Everyday life continues well for me here in Anghiari. Every day, I have engaging encounters and conversations, connections become deeper. I am meeting new people, making new friends; and, I have begun interviewing people again, on the theme of belonging. People give so generously in these interviews (which will appear at a later date on this blog). Of course, many of my interesting conversations happen because I am a visitor, but I would describe some of them as truly ‘everyday’, happening with people whom I see in an everyday sort of way.
Yes, this is the same title as my first blog last year, because, again, the welcome I have received has been so warm. It is such a distinctive experience, and, this time, even more extended with the deepening connections I am making here in Anghiari. I run into acquaintances and friends in the street, in shops, in church, in the bar, and am warmly greeted, frequently with hugs and kisses. None of these meetings are planned – they just happen. As soon as I set foot in the street, I enter the life of this place.
In 2017, I began conducting interviews with people who live in Anghiari. Some were conducted in Italian, some in English, and they were all published in both languages on this blog. While in Anghiari in spring this year, I continued this project. These interviews are also being published in both languages.
Appartenenza ad Anghiari: Silvia Dressles
Silvia e il marito Gianni sono i proprietari del ristorante Da Alighiero che si trova nella parte medievale di Anghiari. Silvia cucina e Gianni si occupa della sala ed insieme accolgono calorosamente i loro clienti. Ho intervistato Silvia nel ristorante, un pomeriggio sul tardi. L’intervista si è svolta quasi tutta in italiano, con alcune parti in inglese, ed è stata trascritta e tradotta da Mirella Alessio. Questa è una versione editata.

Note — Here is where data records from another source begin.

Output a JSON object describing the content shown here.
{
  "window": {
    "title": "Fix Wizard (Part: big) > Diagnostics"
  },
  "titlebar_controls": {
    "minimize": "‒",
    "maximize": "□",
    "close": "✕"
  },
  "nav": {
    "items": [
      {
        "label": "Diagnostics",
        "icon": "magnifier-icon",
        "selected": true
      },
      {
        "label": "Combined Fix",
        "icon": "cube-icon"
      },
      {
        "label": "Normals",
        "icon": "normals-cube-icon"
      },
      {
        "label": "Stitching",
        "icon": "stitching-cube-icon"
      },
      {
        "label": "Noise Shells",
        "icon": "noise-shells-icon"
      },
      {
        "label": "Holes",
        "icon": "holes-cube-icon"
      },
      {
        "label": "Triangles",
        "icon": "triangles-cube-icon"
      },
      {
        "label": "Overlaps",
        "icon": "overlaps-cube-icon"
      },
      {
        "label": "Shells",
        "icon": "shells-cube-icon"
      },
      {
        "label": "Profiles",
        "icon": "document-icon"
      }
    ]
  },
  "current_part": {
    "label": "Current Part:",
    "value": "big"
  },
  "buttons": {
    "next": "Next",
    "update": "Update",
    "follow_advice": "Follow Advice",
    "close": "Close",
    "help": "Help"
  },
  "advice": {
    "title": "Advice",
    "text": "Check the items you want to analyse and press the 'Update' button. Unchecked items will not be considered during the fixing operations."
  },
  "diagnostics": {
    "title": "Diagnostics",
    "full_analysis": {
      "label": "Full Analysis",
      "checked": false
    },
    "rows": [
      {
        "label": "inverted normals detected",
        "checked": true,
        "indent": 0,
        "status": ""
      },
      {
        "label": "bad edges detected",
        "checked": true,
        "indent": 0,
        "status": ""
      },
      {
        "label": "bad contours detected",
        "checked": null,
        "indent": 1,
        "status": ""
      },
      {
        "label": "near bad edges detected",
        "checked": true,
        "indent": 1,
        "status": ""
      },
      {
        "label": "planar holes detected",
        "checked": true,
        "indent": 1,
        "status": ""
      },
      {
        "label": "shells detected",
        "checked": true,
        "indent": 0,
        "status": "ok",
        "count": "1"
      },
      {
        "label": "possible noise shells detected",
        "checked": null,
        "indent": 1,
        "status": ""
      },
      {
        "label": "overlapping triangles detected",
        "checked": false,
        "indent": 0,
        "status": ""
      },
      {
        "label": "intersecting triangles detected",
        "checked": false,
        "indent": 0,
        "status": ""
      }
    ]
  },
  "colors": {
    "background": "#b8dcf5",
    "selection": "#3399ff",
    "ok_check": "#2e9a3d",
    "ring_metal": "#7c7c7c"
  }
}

Sono nata in Germania nel 1966, a Werne, in Westfalia, e ho vissuto e sono andata a scuola a Hagen, vicino a Dortmunt, in Westfalia. Sono andata a un ginnasio artistico.